## WORK ITEM
Copy each line in the data below that contains the word "title".

Component data from apps and pages:

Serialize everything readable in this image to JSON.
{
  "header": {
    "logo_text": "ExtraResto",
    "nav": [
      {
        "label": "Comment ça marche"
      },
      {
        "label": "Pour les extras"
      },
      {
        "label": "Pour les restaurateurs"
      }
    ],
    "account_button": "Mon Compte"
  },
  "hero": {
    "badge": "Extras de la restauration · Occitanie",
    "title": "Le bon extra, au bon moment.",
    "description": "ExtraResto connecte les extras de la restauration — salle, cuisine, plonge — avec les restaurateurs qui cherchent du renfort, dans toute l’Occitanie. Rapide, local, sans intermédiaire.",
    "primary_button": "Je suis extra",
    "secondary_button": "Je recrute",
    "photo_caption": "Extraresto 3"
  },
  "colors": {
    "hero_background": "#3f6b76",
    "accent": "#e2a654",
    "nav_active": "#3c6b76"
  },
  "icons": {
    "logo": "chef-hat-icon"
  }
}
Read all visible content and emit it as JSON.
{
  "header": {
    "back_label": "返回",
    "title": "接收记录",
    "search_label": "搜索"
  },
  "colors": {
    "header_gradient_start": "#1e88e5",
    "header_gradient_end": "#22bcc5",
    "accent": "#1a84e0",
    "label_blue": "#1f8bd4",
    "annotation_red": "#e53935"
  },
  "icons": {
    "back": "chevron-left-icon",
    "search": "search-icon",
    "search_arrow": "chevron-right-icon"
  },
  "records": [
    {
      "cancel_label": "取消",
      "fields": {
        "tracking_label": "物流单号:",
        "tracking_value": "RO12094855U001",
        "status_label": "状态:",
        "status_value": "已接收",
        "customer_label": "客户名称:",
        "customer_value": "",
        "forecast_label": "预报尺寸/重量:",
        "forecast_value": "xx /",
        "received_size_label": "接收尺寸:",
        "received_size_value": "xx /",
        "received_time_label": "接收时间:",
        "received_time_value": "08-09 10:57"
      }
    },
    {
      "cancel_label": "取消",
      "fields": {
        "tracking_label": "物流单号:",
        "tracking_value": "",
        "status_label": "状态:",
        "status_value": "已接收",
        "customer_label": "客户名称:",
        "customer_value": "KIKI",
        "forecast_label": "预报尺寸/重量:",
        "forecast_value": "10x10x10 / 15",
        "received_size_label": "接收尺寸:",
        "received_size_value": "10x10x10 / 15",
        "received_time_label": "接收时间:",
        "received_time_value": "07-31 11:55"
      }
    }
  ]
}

## EXERCISE SOLUTION
    "title": "Le bon extra, au bon moment.",
    "title": "接收记录",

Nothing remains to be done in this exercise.